When the query is modified to specify column names, the BI tool connects to your Drill data source successfully using the SQL view:
SELECT CAST(column1 AS varchar(20)) FROM `dfs`.`default`.`./opt/drill/test.parquet`
JSON
When a query is used as a subquery, such as when you use a SQL view to connect to a data source using a BI tool, you must specify column names in the query. For example, the BI tool may not connect to your Drill data source successfully when using the following query:
SELECT * FROM `dfs`.`default`.`./opt/drill/interval.json`
When the query is modified to specify column names, the BI tool connects to your Drill data source successfully using the SQL view:
SELECT column1 FROM `dfs`.`default`.`./opt/drill/interval.json`
To query nested elements, use the following syntax, where menu is a child of column1:
SELECT column1['menu'] FROM `dfs`.`default`.`./opt/drill/interval.json`
You can query elements that are multiple levels deep. Continuing the example, if menuitem is a child of menu, then use the following syntax:
SELECT column1['menu']['menuitem'] FROM `dfs`.`default`.`./opt/drill/interval.json`
CSV/TSV
You must specify columns using indices, which requires some familiarity with the data. For example, the following query may return incorrect results:
SELECT * FROM `dfs`.`default`.`./root/Test/Table.csv`
When the query is modified to specify columns using indices, the query results are correct:
SELECT columns[0], columns[2] FROM `dfs`.`default`.`./root/Test/Table.csv`
Hive
When using a Hive schema, you can use standard queries without modifying them.
Casting binary data
Drill can work with self-describing data such as HBase and file systems without central metadata definitions. In some scenarios, the file formats do not have defined data types for the data. For example, HBase always treats data as binary. Drill provides auxiliary functions to cast (or interpret) the data as certain data types. You must explicitly cast binary data to another format to view the data. You must also enclose all table and schema names in backticks (`). The following examples show you how to cast data as a specific data type. For more information about the SQL queries in Drill, refer to the Apache Drill documentation.

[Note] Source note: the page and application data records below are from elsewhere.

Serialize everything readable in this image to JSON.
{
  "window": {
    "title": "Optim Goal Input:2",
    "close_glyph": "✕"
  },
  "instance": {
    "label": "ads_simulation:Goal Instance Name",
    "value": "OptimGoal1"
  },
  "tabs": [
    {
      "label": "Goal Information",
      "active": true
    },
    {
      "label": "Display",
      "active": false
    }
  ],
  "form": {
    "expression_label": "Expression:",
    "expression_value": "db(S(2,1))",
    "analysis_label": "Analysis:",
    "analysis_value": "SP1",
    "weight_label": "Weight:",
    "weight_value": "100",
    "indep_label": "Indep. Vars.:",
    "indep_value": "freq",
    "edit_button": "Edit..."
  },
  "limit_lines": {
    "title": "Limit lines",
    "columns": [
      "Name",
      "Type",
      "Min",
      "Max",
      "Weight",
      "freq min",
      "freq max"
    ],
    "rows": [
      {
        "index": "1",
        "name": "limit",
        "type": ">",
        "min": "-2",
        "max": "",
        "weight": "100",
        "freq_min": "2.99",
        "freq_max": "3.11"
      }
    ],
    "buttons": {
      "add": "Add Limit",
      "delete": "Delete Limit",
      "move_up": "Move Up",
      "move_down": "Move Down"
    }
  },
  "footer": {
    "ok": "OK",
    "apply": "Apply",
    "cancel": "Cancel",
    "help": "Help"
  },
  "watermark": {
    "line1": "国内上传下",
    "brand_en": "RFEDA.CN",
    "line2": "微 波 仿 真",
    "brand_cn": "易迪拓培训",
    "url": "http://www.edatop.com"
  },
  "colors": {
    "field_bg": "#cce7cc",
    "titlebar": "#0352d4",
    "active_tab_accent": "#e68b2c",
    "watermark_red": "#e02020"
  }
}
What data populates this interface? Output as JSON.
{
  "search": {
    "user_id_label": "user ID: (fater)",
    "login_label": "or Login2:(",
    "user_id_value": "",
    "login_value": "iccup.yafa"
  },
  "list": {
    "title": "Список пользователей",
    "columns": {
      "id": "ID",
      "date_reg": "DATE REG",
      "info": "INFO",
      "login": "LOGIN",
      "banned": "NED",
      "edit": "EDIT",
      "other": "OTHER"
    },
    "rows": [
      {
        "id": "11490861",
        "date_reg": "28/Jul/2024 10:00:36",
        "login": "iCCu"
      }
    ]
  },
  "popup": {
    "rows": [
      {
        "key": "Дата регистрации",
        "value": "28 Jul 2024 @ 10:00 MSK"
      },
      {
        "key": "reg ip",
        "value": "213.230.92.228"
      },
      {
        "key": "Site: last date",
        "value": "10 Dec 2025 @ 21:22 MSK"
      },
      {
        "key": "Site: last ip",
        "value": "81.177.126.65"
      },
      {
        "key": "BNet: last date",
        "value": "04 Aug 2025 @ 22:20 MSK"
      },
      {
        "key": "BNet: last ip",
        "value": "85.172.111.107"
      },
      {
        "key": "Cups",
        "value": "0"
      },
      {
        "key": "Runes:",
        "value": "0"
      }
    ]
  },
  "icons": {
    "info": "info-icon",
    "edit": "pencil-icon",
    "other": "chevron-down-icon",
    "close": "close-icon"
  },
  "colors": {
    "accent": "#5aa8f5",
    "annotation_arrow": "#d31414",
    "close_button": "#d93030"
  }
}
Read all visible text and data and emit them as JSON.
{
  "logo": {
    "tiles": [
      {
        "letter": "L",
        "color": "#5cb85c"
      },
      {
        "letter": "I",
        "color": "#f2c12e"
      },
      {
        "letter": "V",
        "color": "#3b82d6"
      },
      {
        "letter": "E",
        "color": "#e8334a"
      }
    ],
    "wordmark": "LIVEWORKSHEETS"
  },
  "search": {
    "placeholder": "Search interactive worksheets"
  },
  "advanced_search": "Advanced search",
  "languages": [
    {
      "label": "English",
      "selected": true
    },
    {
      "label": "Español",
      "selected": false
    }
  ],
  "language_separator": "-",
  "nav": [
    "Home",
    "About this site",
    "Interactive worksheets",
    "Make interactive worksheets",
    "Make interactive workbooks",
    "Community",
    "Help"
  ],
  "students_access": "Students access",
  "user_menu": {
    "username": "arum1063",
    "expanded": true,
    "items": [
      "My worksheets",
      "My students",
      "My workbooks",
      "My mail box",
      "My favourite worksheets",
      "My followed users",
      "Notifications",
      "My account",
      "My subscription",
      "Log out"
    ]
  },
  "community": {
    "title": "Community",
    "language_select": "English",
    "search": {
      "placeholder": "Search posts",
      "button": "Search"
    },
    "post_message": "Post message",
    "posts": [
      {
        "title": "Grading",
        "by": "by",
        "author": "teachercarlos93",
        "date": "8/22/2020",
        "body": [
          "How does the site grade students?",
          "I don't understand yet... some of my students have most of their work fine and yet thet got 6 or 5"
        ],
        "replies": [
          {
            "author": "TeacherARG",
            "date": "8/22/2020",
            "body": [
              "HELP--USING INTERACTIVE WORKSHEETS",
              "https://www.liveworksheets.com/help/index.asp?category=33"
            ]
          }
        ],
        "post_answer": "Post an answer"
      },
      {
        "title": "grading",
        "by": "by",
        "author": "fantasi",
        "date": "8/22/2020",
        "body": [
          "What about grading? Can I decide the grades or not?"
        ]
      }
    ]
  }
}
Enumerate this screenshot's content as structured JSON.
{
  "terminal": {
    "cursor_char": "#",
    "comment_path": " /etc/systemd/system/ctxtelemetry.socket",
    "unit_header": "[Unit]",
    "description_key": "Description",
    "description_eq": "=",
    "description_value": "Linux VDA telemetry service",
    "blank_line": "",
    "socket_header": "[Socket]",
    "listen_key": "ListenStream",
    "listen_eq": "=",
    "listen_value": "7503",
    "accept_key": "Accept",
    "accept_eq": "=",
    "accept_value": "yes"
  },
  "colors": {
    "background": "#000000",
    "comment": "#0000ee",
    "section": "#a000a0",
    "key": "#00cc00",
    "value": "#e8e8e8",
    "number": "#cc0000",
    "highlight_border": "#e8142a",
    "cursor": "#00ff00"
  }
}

The following query displays results from an HBase database in binary format:

SELECT account['name'] FROM `hbase`.`students`

The following query displays the same results in string format:

SELECT CAST(account['name'] AS varchar(20)) FROM `hbase`.`students`

The following query displays results from a Parquet file in binary format:

SELECT column1 FROM `dfs`.`default`.`./opt/drill/test.parquet`

The following query displays the same results in string format:

SELECT CAST(column1 AS varchar(20)) FROM `dfs`.`default`.`./opt/drill/test.parquet`
Data types
The Drill JDBC driversupports many common data formats, converting between Drill, SQL, and Java data types. Drill supports the following data type mappings:
Drill Type SQL Type Java Type
BIGINT BIGINT BIGINT
BIT BOOLEAN BOOLEAN
DATE DATE DATE
FLOAT4 FLOAT REAL
FLOAT8 DOUBLE DOUBLE
INT INT INTEGER
SMALLINT SMALLINT SMALLINT
TIMESTAMP TIMESTAMP TIMESTAMP
TINYINT TINYINT TINYINT
VARCHAR VARCHAR VARCHAR